Illinois Proposes Legislation Regarding Wrong-Way Drivers

Proposed Illinois legislation will allow courts to impose harsher penalties for wrong-way drivers who cause accidents. A car accident attorney Chicago often sees serious injuries and fatalities caused by wrong-way drivers on busy Chicago expressways.

(Article continues below Infographic)

infographic_Illinois Wrong-Way Drivers


Wrong-Way Drivers

Chicago experiences a large number of accidents and injuries caused by wrong-way drivers, especially on busy expressways, exit and entrance ramps, and toll roads. These accidents often result in serious injuries and fatalities. Illinois accident statistics show that more than 50 deaths and another 300 injuries caused by wrong-way drivers since 2005. Chicago police reports show that many wrong-way accidents are caused by impaired drivers who are intoxicated on alcohol and/or drugs.

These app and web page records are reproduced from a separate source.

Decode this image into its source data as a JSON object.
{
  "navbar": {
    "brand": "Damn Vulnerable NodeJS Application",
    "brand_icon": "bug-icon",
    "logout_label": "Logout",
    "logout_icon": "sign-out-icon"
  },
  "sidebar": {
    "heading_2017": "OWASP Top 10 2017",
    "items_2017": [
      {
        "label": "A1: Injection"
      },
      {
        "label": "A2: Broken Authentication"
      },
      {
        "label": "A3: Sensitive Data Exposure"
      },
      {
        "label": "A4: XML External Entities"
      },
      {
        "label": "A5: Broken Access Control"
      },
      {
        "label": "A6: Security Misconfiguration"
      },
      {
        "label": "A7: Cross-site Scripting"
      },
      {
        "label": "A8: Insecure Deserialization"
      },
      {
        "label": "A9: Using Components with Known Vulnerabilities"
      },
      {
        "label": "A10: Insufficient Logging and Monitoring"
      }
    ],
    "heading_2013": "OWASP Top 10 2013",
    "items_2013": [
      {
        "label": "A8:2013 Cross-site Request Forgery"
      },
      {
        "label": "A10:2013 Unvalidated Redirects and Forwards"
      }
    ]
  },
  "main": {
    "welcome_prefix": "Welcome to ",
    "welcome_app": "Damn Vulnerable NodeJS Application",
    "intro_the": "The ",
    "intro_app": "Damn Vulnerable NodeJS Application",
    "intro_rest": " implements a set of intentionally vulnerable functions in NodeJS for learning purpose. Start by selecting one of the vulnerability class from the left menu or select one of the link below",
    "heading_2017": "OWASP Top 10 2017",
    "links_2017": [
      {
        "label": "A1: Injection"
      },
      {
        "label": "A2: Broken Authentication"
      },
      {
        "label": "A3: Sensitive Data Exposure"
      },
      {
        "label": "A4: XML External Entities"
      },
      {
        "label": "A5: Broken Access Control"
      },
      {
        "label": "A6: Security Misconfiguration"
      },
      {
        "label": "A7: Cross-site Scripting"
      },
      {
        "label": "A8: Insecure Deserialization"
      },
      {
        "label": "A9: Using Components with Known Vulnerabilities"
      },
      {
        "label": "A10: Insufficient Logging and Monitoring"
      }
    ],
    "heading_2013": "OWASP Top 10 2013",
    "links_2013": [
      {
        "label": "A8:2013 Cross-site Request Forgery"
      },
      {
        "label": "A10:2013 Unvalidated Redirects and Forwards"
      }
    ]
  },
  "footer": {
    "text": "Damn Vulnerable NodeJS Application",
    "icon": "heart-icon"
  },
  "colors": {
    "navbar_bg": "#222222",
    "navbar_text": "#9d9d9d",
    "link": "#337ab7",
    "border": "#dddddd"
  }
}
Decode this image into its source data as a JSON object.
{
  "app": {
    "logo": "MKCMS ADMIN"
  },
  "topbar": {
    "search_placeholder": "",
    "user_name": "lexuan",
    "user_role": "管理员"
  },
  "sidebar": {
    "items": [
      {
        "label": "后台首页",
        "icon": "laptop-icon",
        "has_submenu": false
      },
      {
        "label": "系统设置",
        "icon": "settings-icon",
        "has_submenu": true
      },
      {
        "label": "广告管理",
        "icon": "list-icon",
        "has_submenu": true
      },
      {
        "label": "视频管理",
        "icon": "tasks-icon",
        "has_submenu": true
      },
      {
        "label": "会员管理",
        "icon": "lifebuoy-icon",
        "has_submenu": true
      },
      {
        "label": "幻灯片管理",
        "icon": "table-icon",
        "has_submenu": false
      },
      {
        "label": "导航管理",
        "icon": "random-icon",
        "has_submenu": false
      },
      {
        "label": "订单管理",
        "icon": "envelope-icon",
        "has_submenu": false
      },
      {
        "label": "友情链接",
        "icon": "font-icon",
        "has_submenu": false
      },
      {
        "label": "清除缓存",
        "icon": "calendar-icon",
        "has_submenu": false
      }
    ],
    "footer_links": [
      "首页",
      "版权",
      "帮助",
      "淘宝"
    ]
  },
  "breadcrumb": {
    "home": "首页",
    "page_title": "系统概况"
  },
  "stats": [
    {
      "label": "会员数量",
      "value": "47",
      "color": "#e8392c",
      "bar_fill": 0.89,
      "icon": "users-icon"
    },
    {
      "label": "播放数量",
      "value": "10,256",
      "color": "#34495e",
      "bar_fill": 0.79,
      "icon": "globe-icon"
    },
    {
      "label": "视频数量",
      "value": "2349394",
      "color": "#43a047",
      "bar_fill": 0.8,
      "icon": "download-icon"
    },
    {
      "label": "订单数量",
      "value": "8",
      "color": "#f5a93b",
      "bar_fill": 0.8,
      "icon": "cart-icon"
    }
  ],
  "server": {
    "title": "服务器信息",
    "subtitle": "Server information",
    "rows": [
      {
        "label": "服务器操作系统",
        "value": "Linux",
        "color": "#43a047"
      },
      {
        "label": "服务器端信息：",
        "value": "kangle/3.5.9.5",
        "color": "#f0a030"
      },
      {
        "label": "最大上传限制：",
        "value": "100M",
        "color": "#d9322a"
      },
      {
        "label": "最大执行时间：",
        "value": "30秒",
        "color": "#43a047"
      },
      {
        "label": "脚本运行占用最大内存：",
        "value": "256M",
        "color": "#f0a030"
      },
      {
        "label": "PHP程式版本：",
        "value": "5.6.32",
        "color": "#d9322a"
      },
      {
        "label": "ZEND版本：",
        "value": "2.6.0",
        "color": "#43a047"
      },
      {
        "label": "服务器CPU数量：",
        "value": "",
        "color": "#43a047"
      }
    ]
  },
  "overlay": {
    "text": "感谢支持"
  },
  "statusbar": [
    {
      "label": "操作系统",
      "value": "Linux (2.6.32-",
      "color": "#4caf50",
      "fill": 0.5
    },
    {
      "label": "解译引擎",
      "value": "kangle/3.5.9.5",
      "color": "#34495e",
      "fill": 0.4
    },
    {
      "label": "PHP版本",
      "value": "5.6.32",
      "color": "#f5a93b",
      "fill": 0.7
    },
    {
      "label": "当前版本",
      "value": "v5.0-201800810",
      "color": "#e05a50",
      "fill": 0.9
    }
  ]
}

In December 2016, a 70-year-old man driving east in the westbound lanes of the Chicago Skyway caused a head-on collision that killed a 50-year-old man. In early January 2016, a 15-year-old girl with a driver’s permit was killed when she was hit by a wrong-way driver in Chicago’s loop. Several weeks later a driver traveling the wrong way on I-80 crashed head-on into a large, semi tractor-trailor about two miles east of Ridge Road. Illinois Department of Transportation reports show that four more people were killed and nine more were injured by wrong-way drivers state-wide in 2016.

Over the last few years, Illinois has made efforts to reduce the number of wrong-way accidents and injuries seen by a car accident attorney Chicago. Efforts include increased police enforcement, as well as large red directional signs installed on expressway entrance and exit ramps to alert approaching drivers.

Proposed Legislation

Current Illinois laws do not allow judges to factor wrong-way driving into penalties or sentencing, but proposed legislation would allow additional penalties for wrong-way drivers. Under current state statutes, impaired drivers who kill someone are subject to a sentence of three to 14 years behind bars, but judges can impose as little as probation in “extraordinary circumstances.” Current Illinois sentencing statues allow tougher sentences for impaired drivers, reckless drivers, and drivers who exceed the speed limit by more than 20 mph or are repeat offenders. Proposed legislation would allow judges to impose additional prison time and stiffer penalties for impaired wrong-way drivers who are convicted of aggravated DUI.

Illinois lawmakers are strongly in favor of tougher penalties for impaired wrong-way drivers. Proposed Bill 303 bill has been approved by the state house, but it still needs approval by the state senate, as well as Governor Bruce Rauner to become law.